King Posse's "Don't worry, be happy" message has an obvious appeal in a nation such as Haiti, with its violent history and uncertain future. Not every musician on the island, however, has the same license to chill. Sharing the bill with King Posse, Richard Auguste Morse and his self-titled band RAM have run into problems with that nation's revolving powers that be. The military leaders who ousted former President Jean-Bertrand Aristide in 1991 persecuted the politically conscious RAM, often halting performances with violent threats. Upon his return to power in 1994, Aristide favored the band, but as the promises of the new Haitian democracy fell short, RAM made new enemies. Manno Charlemagne, the same mayor who awarded King Posse the carnival prize in 1996, kept RAM out of Carnival the following year. King Posse's 1997 carnival song "They Return," includes a dedication to "Bob Marley, Marvin Gaye, and Ti-Manno," the popular name for Charlemagne, who before entering politics had endeared himself to the Haitian people as a singer whose music opposed earlier dictators.

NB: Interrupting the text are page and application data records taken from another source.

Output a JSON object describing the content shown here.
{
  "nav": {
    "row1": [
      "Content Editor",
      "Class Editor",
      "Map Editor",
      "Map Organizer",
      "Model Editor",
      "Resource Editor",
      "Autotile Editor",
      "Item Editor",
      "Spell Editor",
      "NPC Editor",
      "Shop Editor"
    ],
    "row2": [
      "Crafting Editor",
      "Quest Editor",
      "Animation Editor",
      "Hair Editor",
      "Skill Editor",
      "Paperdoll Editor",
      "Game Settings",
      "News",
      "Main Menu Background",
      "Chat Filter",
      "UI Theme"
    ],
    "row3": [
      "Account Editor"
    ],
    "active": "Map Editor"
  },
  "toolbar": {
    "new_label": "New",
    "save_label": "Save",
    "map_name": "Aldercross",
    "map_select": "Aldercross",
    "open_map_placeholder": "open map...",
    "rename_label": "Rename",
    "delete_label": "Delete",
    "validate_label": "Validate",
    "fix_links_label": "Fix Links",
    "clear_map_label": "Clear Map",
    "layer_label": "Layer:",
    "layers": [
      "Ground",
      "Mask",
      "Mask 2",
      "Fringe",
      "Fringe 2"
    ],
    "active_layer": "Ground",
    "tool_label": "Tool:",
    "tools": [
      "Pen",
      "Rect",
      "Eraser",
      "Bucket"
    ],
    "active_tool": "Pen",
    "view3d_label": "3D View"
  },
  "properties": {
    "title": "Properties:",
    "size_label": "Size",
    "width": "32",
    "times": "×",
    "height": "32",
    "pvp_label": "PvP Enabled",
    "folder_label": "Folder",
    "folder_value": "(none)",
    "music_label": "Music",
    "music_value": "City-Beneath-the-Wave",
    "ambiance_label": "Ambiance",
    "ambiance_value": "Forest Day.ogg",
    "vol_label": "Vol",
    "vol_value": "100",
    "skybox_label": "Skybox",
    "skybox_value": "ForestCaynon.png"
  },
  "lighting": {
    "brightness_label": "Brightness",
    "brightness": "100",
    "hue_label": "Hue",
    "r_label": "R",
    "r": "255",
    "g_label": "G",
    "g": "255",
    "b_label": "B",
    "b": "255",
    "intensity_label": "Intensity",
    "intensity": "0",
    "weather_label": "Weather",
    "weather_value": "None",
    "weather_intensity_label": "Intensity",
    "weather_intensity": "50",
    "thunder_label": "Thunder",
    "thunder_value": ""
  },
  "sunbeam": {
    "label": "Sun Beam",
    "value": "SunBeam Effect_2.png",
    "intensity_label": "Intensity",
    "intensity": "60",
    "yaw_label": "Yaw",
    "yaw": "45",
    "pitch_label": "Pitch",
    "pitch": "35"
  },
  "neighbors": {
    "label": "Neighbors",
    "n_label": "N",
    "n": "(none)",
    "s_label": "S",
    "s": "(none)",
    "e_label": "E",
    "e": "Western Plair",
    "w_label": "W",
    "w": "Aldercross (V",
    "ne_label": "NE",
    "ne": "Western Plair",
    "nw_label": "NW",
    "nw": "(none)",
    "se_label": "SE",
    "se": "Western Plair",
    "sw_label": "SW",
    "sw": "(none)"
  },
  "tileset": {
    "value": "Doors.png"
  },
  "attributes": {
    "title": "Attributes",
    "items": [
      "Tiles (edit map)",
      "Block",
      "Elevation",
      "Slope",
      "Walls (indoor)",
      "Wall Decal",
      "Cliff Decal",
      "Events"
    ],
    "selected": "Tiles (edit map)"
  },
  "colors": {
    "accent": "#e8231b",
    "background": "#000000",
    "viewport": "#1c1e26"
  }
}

In Morse's eyes, however, while the names may have changed, the social terrain hasn't. Backstage at Rasin '99, he reflects on the impact that the changing politics in Haiti has had on RAM's music, saying simply: "Today we sing more about hypocrites." He pauses and then looks pointedly at the young men from King Posse, eagerly devouring beans and rice from Pollo Tropical at the next table. He adds sharply: "Then you have what we call the 'palace bands.' They're the ones who play for whoever's in the palace."
Whatever might be surmised about King Posse's political bedfellows, the band's trademark happiness could not be further from RAM's fusion of the righteous protest of traditional vodou and the raucous rage of British and American punk. The mixed-race son of prominent Haitian folklore singer Emerantes de Pradines and the grandson of popular music pioneer Auguste de Pradines, Morse grew up with vodou music at home and punk on the streets of his native New Jersey. "We use vodou and vodou uses us," says Morse, referring as much to his belief that the vodou deities have kept him alive despite the many attempts on his life, as to his desire to harness vodou as an innovative musical force. Morse promises RAM's next release, currently being recorded in Haiti, New Jersey, and a studio in Homestead, will be "huge." For this vodou-punk project, Morse has recruited Andrew Weiss, formerly bass player with the hardcore outfit the Rollins Band, and more recently a producer for the tongue-in-your-face rock outfit Ween.
The explosive potential of a vodou-punk collision could be seen and heard onstage at Rasin '99. In place of the exuberance unleashed by a mere recording of King Posse, the Rasin audience swayed in thoughtful attention throughout RAM's set. Lead vocalist and former folklore dancer Lunise Morse flowed like liquid across the front of the stage. In the wings rabid RAM fans complemented her movements with the ritual movements dictated by the drums. Meanwhile Morse stood firmly planted by his microphone, his Jersey white-boy stance repeated by Weiss on guitar. The drums beat raboday rhythms, while the guitars and keyboards picked out a ragged raw-edged ska, making a noise as palatable to disgruntled American youth as it is troublesome to Port-au-Prince politicians. Along the far-flung routes of Haitian music, roots get tangled.